### TASK OBJECTIVE
Omit every picture and write out the rest of the records exactly.

-- ENTRIES SUPPLIED follows --

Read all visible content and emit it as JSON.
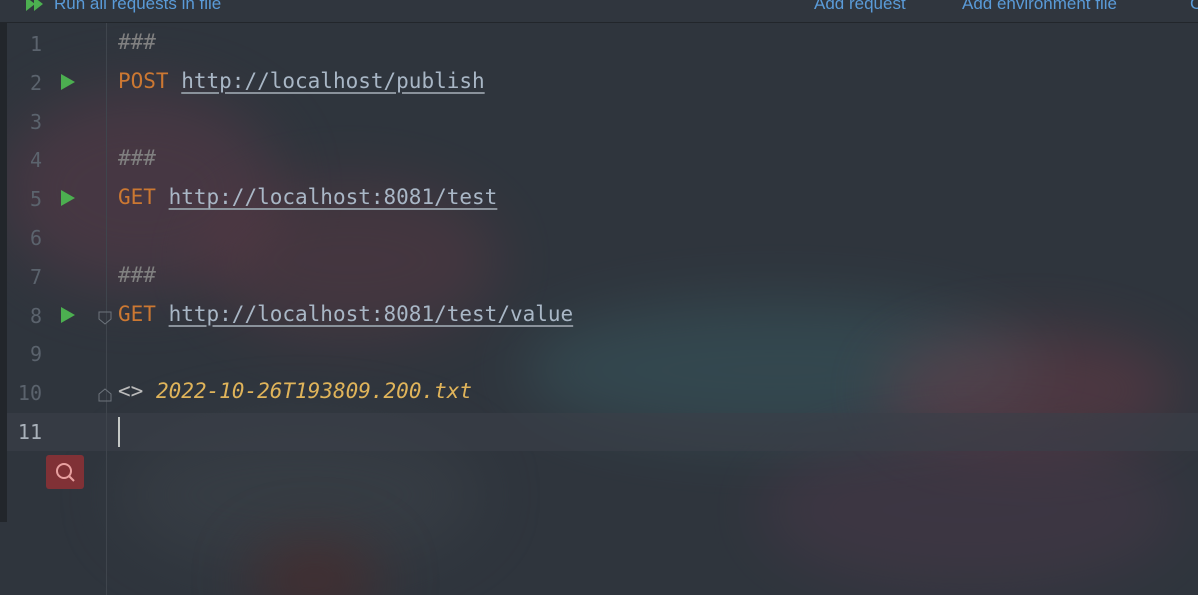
{
  "toolbar": {
    "run_all_label": "Run all requests in file",
    "add_request_label": "Add request",
    "add_environment_label": "Add environment file",
    "edge_label": "C"
  },
  "editor": {
    "lines": [
      {
        "number": "1",
        "separator": "###"
      },
      {
        "number": "2",
        "method": "POST",
        "url": "http://localhost/publish"
      },
      {
        "number": "3"
      },
      {
        "number": "4",
        "separator": "###"
      },
      {
        "number": "5",
        "method": "GET",
        "url": "http://localhost:8081/test"
      },
      {
        "number": "6"
      },
      {
        "number": "7",
        "separator": "###"
      },
      {
        "number": "8",
        "method": "GET",
        "url": "http://localhost:8081/test/value"
      },
      {
        "number": "9"
      },
      {
        "number": "10",
        "redirect": "<>",
        "response_file": "2022-10-26T193809.200.txt"
      },
      {
        "number": "11"
      }
    ]
  },
  "colors": {
    "background": "#2f353d",
    "method": "#cc7832",
    "separator": "#808080",
    "response_file": "#e0b45a",
    "run_icon": "#4caf50",
    "toolbar_link": "#5a9bd8"
  },
  "icons": [
    "run-all-icon",
    "run-request-icon",
    "fold-icon",
    "search-icon"
  ]
}
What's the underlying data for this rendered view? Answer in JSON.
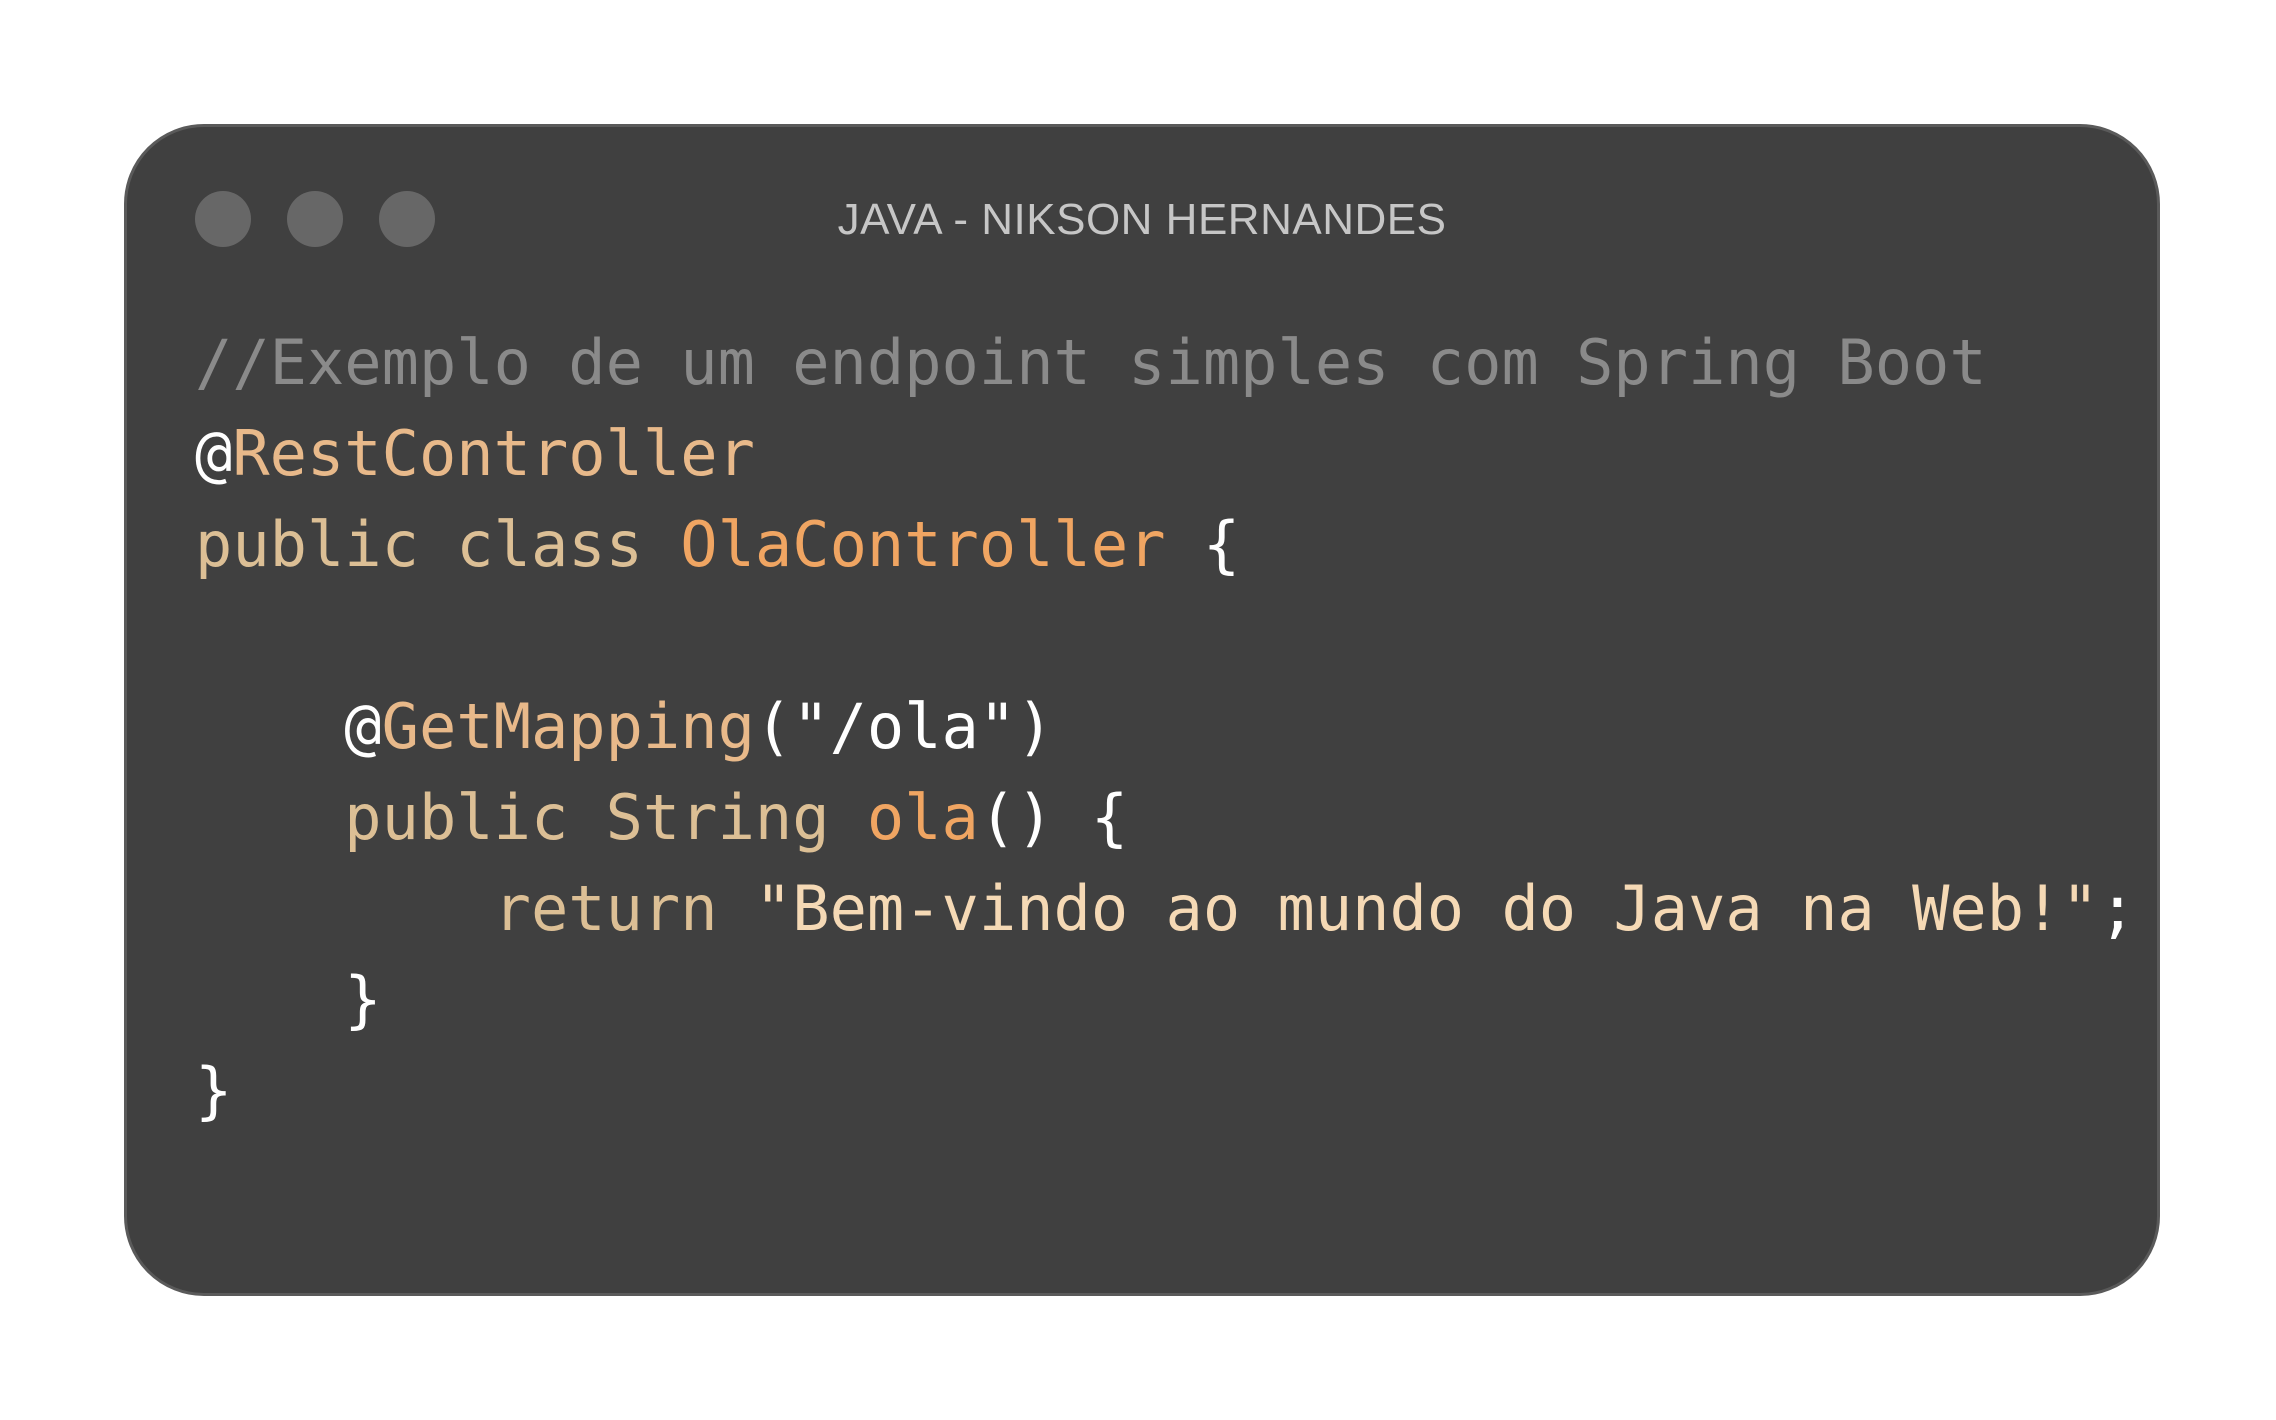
{
  "window": {
    "title": "JAVA - NIKSON HERNANDES",
    "controls": [
      "close",
      "minimize",
      "maximize"
    ]
  },
  "colors": {
    "background": "#ffffff",
    "window": "#404040",
    "dots": "#676767",
    "comment": "#8a8a8a",
    "keyword": "#dcbf95",
    "type": "#f0a562",
    "string": "#f5d9b5",
    "punctuation": "#ffffff"
  },
  "code": {
    "lines": [
      [
        {
          "t": "//Exemplo de um endpoint simples com Spring Boot",
          "k": "comment"
        }
      ],
      [
        {
          "t": "@",
          "k": "punct"
        },
        {
          "t": "RestController",
          "k": "annot"
        }
      ],
      [
        {
          "t": "public class ",
          "k": "keyword"
        },
        {
          "t": "OlaController",
          "k": "type"
        },
        {
          "t": " {",
          "k": "punct"
        }
      ],
      [],
      [
        {
          "t": "    @",
          "k": "punct"
        },
        {
          "t": "GetMapping",
          "k": "annot"
        },
        {
          "t": "(\"/ola\")",
          "k": "punct"
        }
      ],
      [
        {
          "t": "    public String ",
          "k": "keyword"
        },
        {
          "t": "ola",
          "k": "type"
        },
        {
          "t": "() {",
          "k": "punct"
        }
      ],
      [
        {
          "t": "        return ",
          "k": "keyword"
        },
        {
          "t": "\"Bem-vindo ao mundo do Java na Web!\"",
          "k": "string"
        },
        {
          "t": ";",
          "k": "punct"
        }
      ],
      [
        {
          "t": "    }",
          "k": "punct"
        }
      ],
      [
        {
          "t": "}",
          "k": "punct"
        }
      ]
    ]
  }
}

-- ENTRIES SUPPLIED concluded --

### FINISHED EXERCISE
Read all visible content and emit it as JSON.
{
  "toolbar": {
    "run_all_label": "Run all requests in file",
    "add_request_label": "Add request",
    "add_environment_label": "Add environment file",
    "edge_label": "C"
  },
  "editor": {
    "lines": [
      {
        "number": "1",
        "separator": "###"
      },
      {
        "number": "2",
        "method": "POST",
        "url": "http://localhost/publish"
      },
      {
        "number": "3"
      },
      {
        "number": "4",
        "separator": "###"
      },
      {
        "number": "5",
        "method": "GET",
        "url": "http://localhost:8081/test"
      },
      {
        "number": "6"
      },
      {
        "number": "7",
        "separator": "###"
      },
      {
        "number": "8",
        "method": "GET",
        "url": "http://localhost:8081/test/value"
      },
      {
        "number": "9"
      },
      {
        "number": "10",
        "redirect": "<>",
        "response_file": "2022-10-26T193809.200.txt"
      },
      {
        "number": "11"
      }
    ]
  },
  "colors": {
    "background": "#2f353d",
    "method": "#cc7832",
    "separator": "#808080",
    "response_file": "#e0b45a",
    "run_icon": "#4caf50",
    "toolbar_link": "#5a9bd8"
  },
  "icons": [
    "run-all-icon",
    "run-request-icon",
    "fold-icon",
    "search-icon"
  ]
}
What's the underlying data for this rendered view? Answer in JSON.
{
  "window": {
    "title": "JAVA - NIKSON HERNANDES",
    "controls": [
      "close",
      "minimize",
      "maximize"
    ]
  },
  "colors": {
    "background": "#ffffff",
    "window": "#404040",
    "dots": "#676767",
    "comment": "#8a8a8a",
    "keyword": "#dcbf95",
    "type": "#f0a562",
    "string": "#f5d9b5",
    "punctuation": "#ffffff"
  },
  "code": {
    "lines": [
      [
        {
          "t": "//Exemplo de um endpoint simples com Spring Boot",
          "k": "comment"
        }
      ],
      [
        {
          "t": "@",
          "k": "punct"
        },
        {
          "t": "RestController",
          "k": "annot"
        }
      ],
      [
        {
          "t": "public class ",
          "k": "keyword"
        },
        {
          "t": "OlaController",
          "k": "type"
        },
        {
          "t": " {",
          "k": "punct"
        }
      ],
      [],
      [
        {
          "t": "    @",
          "k": "punct"
        },
        {
          "t": "GetMapping",
          "k": "annot"
        },
        {
          "t": "(\"/ola\")",
          "k": "punct"
        }
      ],
      [
        {
          "t": "    public String ",
          "k": "keyword"
        },
        {
          "t": "ola",
          "k": "type"
        },
        {
          "t": "() {",
          "k": "punct"
        }
      ],
      [
        {
          "t": "        return ",
          "k": "keyword"
        },
        {
          "t": "\"Bem-vindo ao mundo do Java na Web!\"",
          "k": "string"
        },
        {
          "t": ";",
          "k": "punct"
        }
      ],
      [
        {
          "t": "    }",
          "k": "punct"
        }
      ],
      [
        {
          "t": "}",
          "k": "punct"
        }
      ]
    ]
  }
}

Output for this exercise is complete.